On 13-6-2012, the Consumer Tribunal in Putrajaya has made a landmark decision involving a case of flight delay by AirAsia. It has set a new legal precedent that all passengers of AirAsia has new found legal right: “NOW EVERYONE CAN SUE & BE COMPENSATED“ for all costs incurred directly from flight delay i.e. cost of food, taxi fares, hotel accommodation and others.
En Zoolihsan Ahmad, the Private Secretary to the YB Minister of Domestic Trade, Cooperative and Consumerism paid for his AirAsia flight to Medan on 20-5-2012 at 12:20 pm. He was supposed to attend a function with the said Minister YB Datuk Ismail Sabri bin Yaacob in the evening of 20-5-2012. The said AirAsia flight was delayed and rescheduled for 1:40 pm, then to 8:40 pm and finally it was rescheduled to take off at 10:45 pm. No one knows whether the flight did take off at 10:45 pm that day. The YB Minister’s Private Secretary had to endure a good 9 hours delay! Please read the full report in HERE.
Yours truly has been made to understand that AirAsia was desperately trying to settle the case before the hearing of the case. But the YB Minister of Domestic Trade, Co0perative and Consumerism has instructed his Private Secretary to proceed as this matter involves public interest and a precedent had to be set for the air travelers. The YB Minister himself and his Ministry have received many complaints pertaining to flight delay and passengers were not allowed to check in even though there were late for a few minutes because the AirAsia check-in counter closes 45 minutes before flight departure time. Syabas! YB Minister Datuk Ismail Sabri bin Yaacob, you have walked the talk of the policy “Rakyat Didahulukan” of YAB PM Datuk Seri Najib.
It is quite normal for a supplier or operator of a business to include a term in its contractual document to exclude liabilities in the event that they were unable to perform or certain events occurred. In the case of AirAsia, there is an exclusion clause in the contractual document that it is not liable for any flight delay. Yours truly has also received complaints from AirAsia passengers with regards to the unfair exclusion clause.
The Government must be commended for introducing the Consumer Protection (Amendment) Bill in 2010. Parliament has passed the Consumer Protection (Amendment) Act 2010. Under Part IIIA of the said Act, “unfair term” has been defined as a term in a consumer contract which, with regard to all the circumstances, causes a significant imbalance in the rights and obligations of the parties arising under the contract to the detriment of the consumer.
The contract will be said to be unfair if it has resulted in an unjust advantage to the supplier or unjust disadvantage to the consumer on account of the conduct of the supplier or the manner in which or circumstances under which the contract has been entered into.

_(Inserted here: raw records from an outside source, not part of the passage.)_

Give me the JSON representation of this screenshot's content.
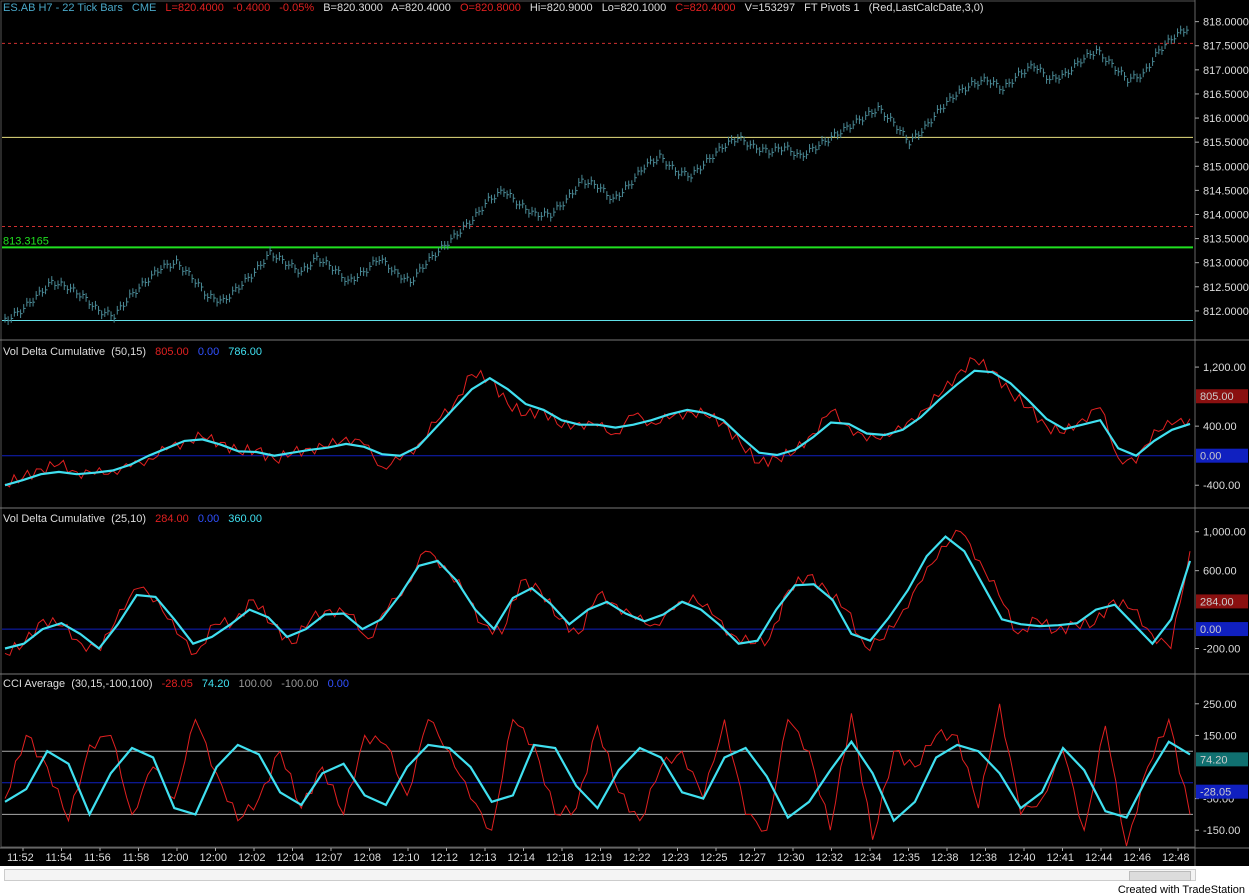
{
  "header": {
    "symbol": "ES.AB H7 - 22 Tick Bars",
    "exchange": "CME",
    "last": "L=820.4000",
    "net": "-0.4000",
    "pct": "-0.05%",
    "bid": "B=820.3000",
    "ask": "A=820.4000",
    "open": "O=820.8000",
    "high": "Hi=820.9000",
    "low": "Lo=820.1000",
    "close": "C=820.4000",
    "volume": "V=153297",
    "study": "FT Pivots 1",
    "study_params": "(Red,LastCalcDate,3,0)"
  },
  "footer": {
    "credit": "Created with TradeStation"
  },
  "colors": {
    "background": "#000000",
    "price_bars": "#4a8a96",
    "red_line": "#e02020",
    "cyan_line": "#40e0f0",
    "zero_line": "#1020c0",
    "pivot_green": "#20e020",
    "pivot_yellow": "#e8e080",
    "pivot_cyan": "#60e0e8",
    "pivot_red_dash": "#d03030",
    "axis_text": "#dddddd"
  },
  "time_labels": [
    "11:52",
    "11:54",
    "11:56",
    "11:58",
    "12:00",
    "12:00",
    "12:02",
    "12:04",
    "12:07",
    "12:08",
    "12:10",
    "12:12",
    "12:13",
    "12:14",
    "12:18",
    "12:19",
    "12:22",
    "12:23",
    "12:25",
    "12:27",
    "12:30",
    "12:32",
    "12:34",
    "12:35",
    "12:38",
    "12:38",
    "12:40",
    "12:41",
    "12:44",
    "12:46",
    "12:48"
  ],
  "chart_data": [
    {
      "type": "bar",
      "name": "price",
      "ylim": [
        811.5,
        818.2
      ],
      "y_ticks": [
        "818.0000",
        "817.5000",
        "817.0000",
        "816.5000",
        "816.0000",
        "815.5000",
        "815.0000",
        "814.5000",
        "814.0000",
        "813.5000",
        "813.0000",
        "812.5000",
        "812.0000"
      ],
      "y_tick_values": [
        818.0,
        817.5,
        817.0,
        816.5,
        816.0,
        815.5,
        815.0,
        814.5,
        814.0,
        813.5,
        813.0,
        812.5,
        812.0
      ],
      "pivots": [
        {
          "value": 813.3165,
          "label": "813.3165",
          "color": "green"
        },
        {
          "value": 815.6,
          "color": "yellow"
        },
        {
          "value": 811.8,
          "color": "cyan"
        },
        {
          "value": 817.55,
          "color": "red-dash"
        },
        {
          "value": 813.75,
          "color": "red-dash"
        }
      ],
      "close": [
        811.8,
        812.0,
        812.3,
        812.6,
        812.5,
        812.3,
        812.0,
        811.9,
        812.3,
        812.6,
        812.9,
        813.0,
        812.7,
        812.3,
        812.2,
        812.5,
        812.8,
        813.2,
        813.0,
        812.8,
        813.1,
        812.9,
        812.6,
        812.8,
        813.1,
        812.8,
        812.6,
        813.0,
        813.3,
        813.6,
        813.9,
        814.3,
        814.5,
        814.2,
        814.0,
        814.0,
        814.3,
        814.7,
        814.6,
        814.3,
        814.6,
        815.0,
        815.2,
        814.9,
        814.8,
        815.1,
        815.4,
        815.6,
        815.4,
        815.3,
        815.4,
        815.2,
        815.4,
        815.6,
        815.8,
        816.0,
        816.2,
        815.9,
        815.5,
        815.8,
        816.2,
        816.5,
        816.7,
        816.8,
        816.6,
        816.9,
        817.1,
        816.8,
        816.9,
        817.2,
        817.4,
        817.1,
        816.8,
        816.9,
        817.4,
        817.7,
        817.9
      ]
    },
    {
      "type": "line",
      "title": "Vol Delta Cumulative",
      "params": "(50,15)",
      "legend_values": [
        "805.00",
        "0.00",
        "786.00"
      ],
      "ylim": [
        -600,
        1350
      ],
      "y_ticks": [
        "1,200.00",
        "400.00",
        "-400.00"
      ],
      "y_tick_values": [
        1200,
        400,
        -400
      ],
      "markers": [
        {
          "label": "805.00",
          "color": "#8a1010"
        },
        {
          "label": "0.00",
          "color": "#1020c0"
        }
      ],
      "series": [
        {
          "color": "red",
          "values": [
            -380,
            -300,
            -180,
            -120,
            -220,
            -250,
            -200,
            -150,
            -40,
            80,
            200,
            250,
            180,
            50,
            80,
            -50,
            30,
            100,
            120,
            250,
            150,
            -150,
            -60,
            150,
            450,
            700,
            1100,
            1050,
            700,
            550,
            620,
            380,
            450,
            400,
            300,
            550,
            450,
            500,
            600,
            550,
            450,
            150,
            -100,
            -30,
            50,
            300,
            600,
            400,
            200,
            300,
            350,
            600,
            800,
            1100,
            1300,
            1150,
            850,
            650,
            400,
            300,
            500,
            650,
            -30,
            -100,
            350,
            420,
            500
          ]
        },
        {
          "color": "cyan",
          "values": [
            -400,
            -330,
            -250,
            -220,
            -250,
            -230,
            -200,
            -120,
            0,
            100,
            200,
            220,
            150,
            60,
            50,
            0,
            40,
            80,
            110,
            160,
            120,
            20,
            0,
            120,
            380,
            640,
            900,
            1050,
            900,
            700,
            620,
            480,
            420,
            420,
            380,
            420,
            480,
            560,
            620,
            580,
            480,
            250,
            40,
            10,
            80,
            250,
            450,
            430,
            300,
            280,
            350,
            520,
            750,
            960,
            1150,
            1130,
            980,
            750,
            500,
            360,
            420,
            480,
            100,
            0,
            200,
            350,
            430
          ]
        }
      ]
    },
    {
      "type": "line",
      "title": "Vol Delta Cumulative",
      "params": "(25,10)",
      "legend_values": [
        "284.00",
        "0.00",
        "360.00"
      ],
      "ylim": [
        -400,
        1100
      ],
      "y_ticks": [
        "1,000.00",
        "600.00",
        "-200.00"
      ],
      "y_tick_values": [
        1000,
        600,
        -200
      ],
      "markers": [
        {
          "label": "284.00",
          "color": "#8a1010"
        },
        {
          "label": "0.00",
          "color": "#1020c0"
        }
      ],
      "series": [
        {
          "color": "red",
          "values": [
            -250,
            -150,
            100,
            30,
            -150,
            -220,
            200,
            420,
            300,
            -50,
            -250,
            50,
            80,
            300,
            50,
            -150,
            100,
            200,
            150,
            -100,
            200,
            450,
            800,
            650,
            380,
            50,
            -50,
            500,
            400,
            100,
            -50,
            350,
            250,
            100,
            50,
            200,
            350,
            150,
            -50,
            -150,
            -100,
            400,
            550,
            400,
            200,
            -180,
            -100,
            200,
            500,
            850,
            1000,
            700,
            350,
            -50,
            100,
            -20,
            50,
            50,
            300,
            200,
            -50,
            -200,
            800
          ]
        },
        {
          "color": "cyan",
          "values": [
            -200,
            -150,
            0,
            60,
            -50,
            -200,
            50,
            350,
            330,
            100,
            -150,
            -80,
            50,
            200,
            120,
            -80,
            0,
            150,
            160,
            0,
            100,
            350,
            650,
            700,
            500,
            200,
            0,
            320,
            420,
            260,
            50,
            200,
            280,
            160,
            80,
            150,
            280,
            200,
            40,
            -150,
            -120,
            200,
            450,
            460,
            300,
            -50,
            -120,
            120,
            400,
            750,
            950,
            800,
            450,
            100,
            50,
            30,
            40,
            60,
            200,
            250,
            50,
            -150,
            100,
            700
          ]
        }
      ]
    },
    {
      "type": "line",
      "title": "CCI Average",
      "params": "(30,15,-100,100)",
      "legend_values": [
        "-28.05",
        "74.20",
        "100.00",
        "-100.00",
        "0.00"
      ],
      "ylim": [
        -200,
        300
      ],
      "y_ticks": [
        "250.00",
        "150.00",
        "-50.00",
        "-150.00"
      ],
      "y_tick_values": [
        250,
        150,
        -50,
        -150
      ],
      "reference_lines": [
        100,
        0,
        -100
      ],
      "markers": [
        {
          "label": "74.20",
          "color": "#107070"
        },
        {
          "label": "-28.05",
          "color": "#1020c0"
        }
      ],
      "series": [
        {
          "color": "red",
          "values": [
            -50,
            150,
            50,
            -120,
            120,
            150,
            -100,
            50,
            -50,
            200,
            30,
            -120,
            -50,
            100,
            -80,
            50,
            -100,
            150,
            120,
            -40,
            200,
            100,
            -50,
            -150,
            200,
            120,
            -100,
            -80,
            180,
            -30,
            -120,
            50,
            100,
            -50,
            200,
            -100,
            -150,
            200,
            100,
            -150,
            220,
            -180,
            100,
            50,
            150,
            150,
            -80,
            250,
            -100,
            -50,
            100,
            -150,
            180,
            -200,
            50,
            200,
            -100
          ]
        },
        {
          "color": "cyan",
          "values": [
            -60,
            -20,
            100,
            60,
            -100,
            30,
            110,
            80,
            -80,
            -100,
            50,
            120,
            90,
            -30,
            -70,
            30,
            60,
            -40,
            -70,
            50,
            120,
            110,
            50,
            -60,
            -40,
            120,
            110,
            -10,
            -80,
            40,
            110,
            80,
            -30,
            -50,
            80,
            110,
            20,
            -110,
            -60,
            40,
            130,
            30,
            -120,
            -60,
            80,
            120,
            100,
            30,
            -80,
            -30,
            110,
            40,
            -90,
            -110,
            20,
            130,
            90
          ]
        }
      ]
    }
  ]
}
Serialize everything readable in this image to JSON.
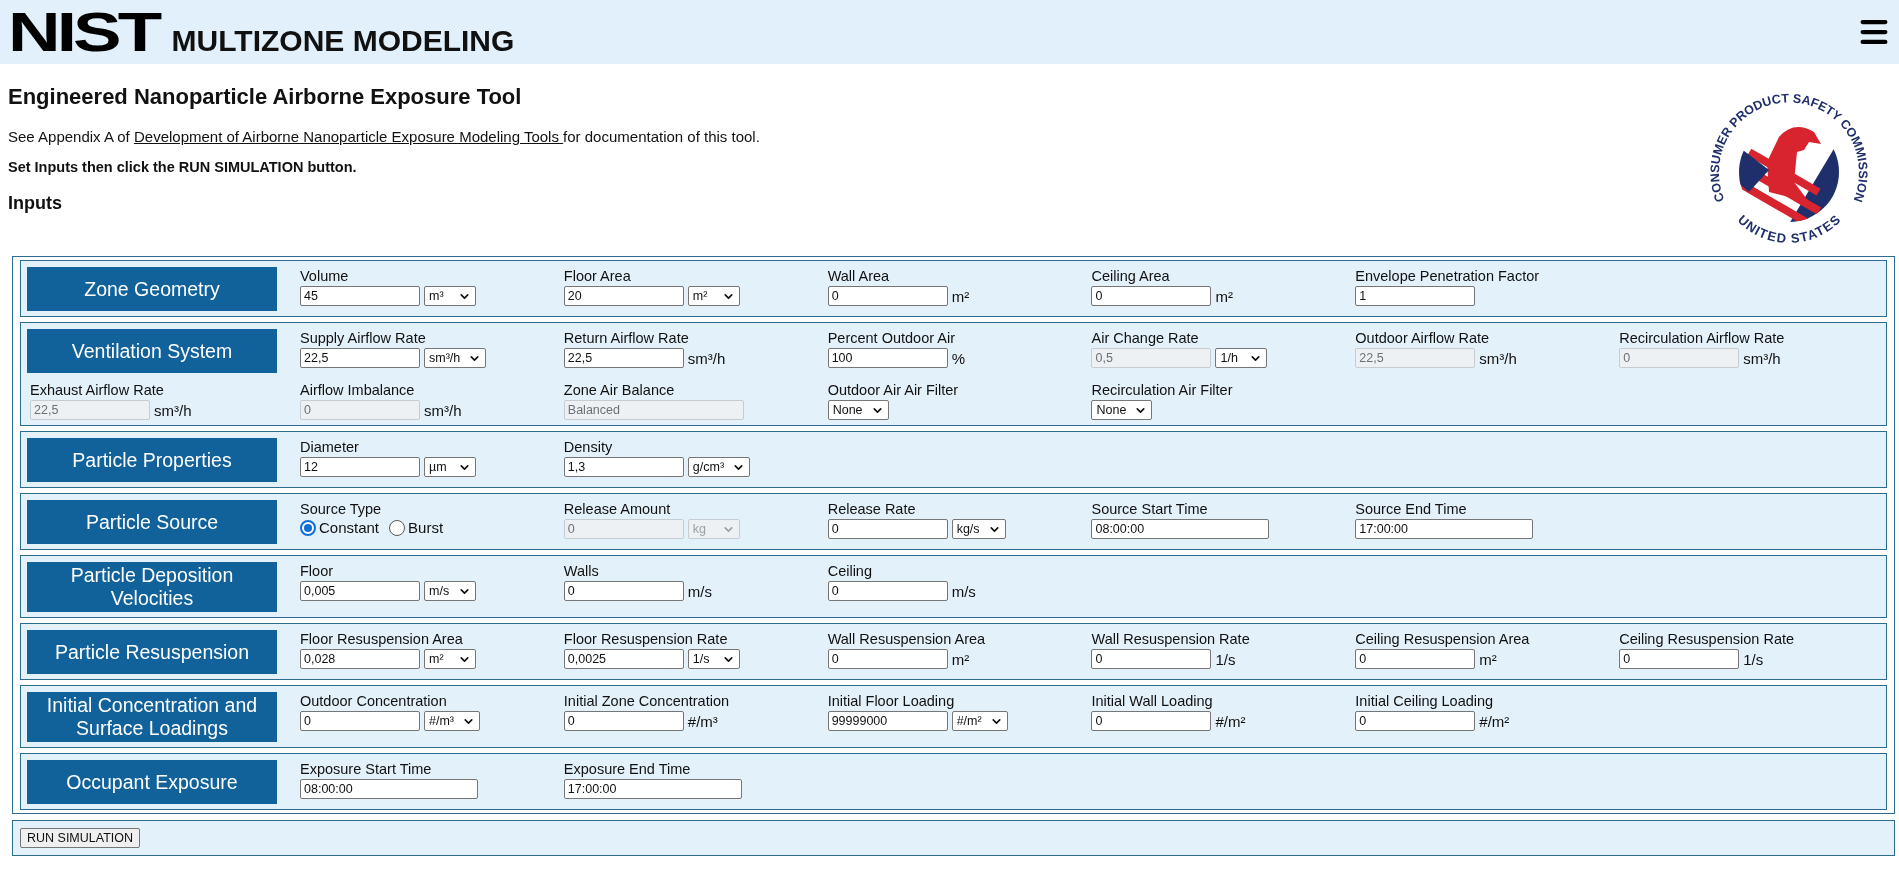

Part IIIA of the said Act specifically deals with “Unfair Contract Terms” which also provide the power to the Court or Consumer Tribunal to invoke the issue of unfairness of the contract in a case even if the consumer did not include the complaint of unfair terms of the contract in his claim. Part IIIA of the said Act gives the Court very wide power to declare the contract unenforceable or to grant award to the consumer.
There have been precedents set that a contract was held by the court to be unfair if it is harsh, oppressive, unconscionable, or excludes or restricts liability for negligence or for breach of express or implied terms of the contract without adequate justification.
In the case of En Zoolihsan Ahmad, yours truly believes that the Consumer Tribunal in Putrajaya must have invoked Part IIIA of the Consumer Protection (Amendment ) Act 2010. Had the case been brought before the High Court, the High Court Judge has the power under the said Act to slap a heavy fine or impose jail terms or both if AirAsia is found to have violated Part IIIA of the said Act.
Therefore, the exclusion of liability clause at the entrance of car park in shopping complexes or any public car parks will not at all exclude liabilities if the operator is found to be negligence or in breach of the implied terms of the contract unless it can justify to the Court the inclusion of such clause to exclude its liabilities to the consumers. Part IIIA of the said Act applies to all contracts involving consumers or contract specified under the said Act.
The AirAsia contract in the online ticket falls under Part IIA of the said Act.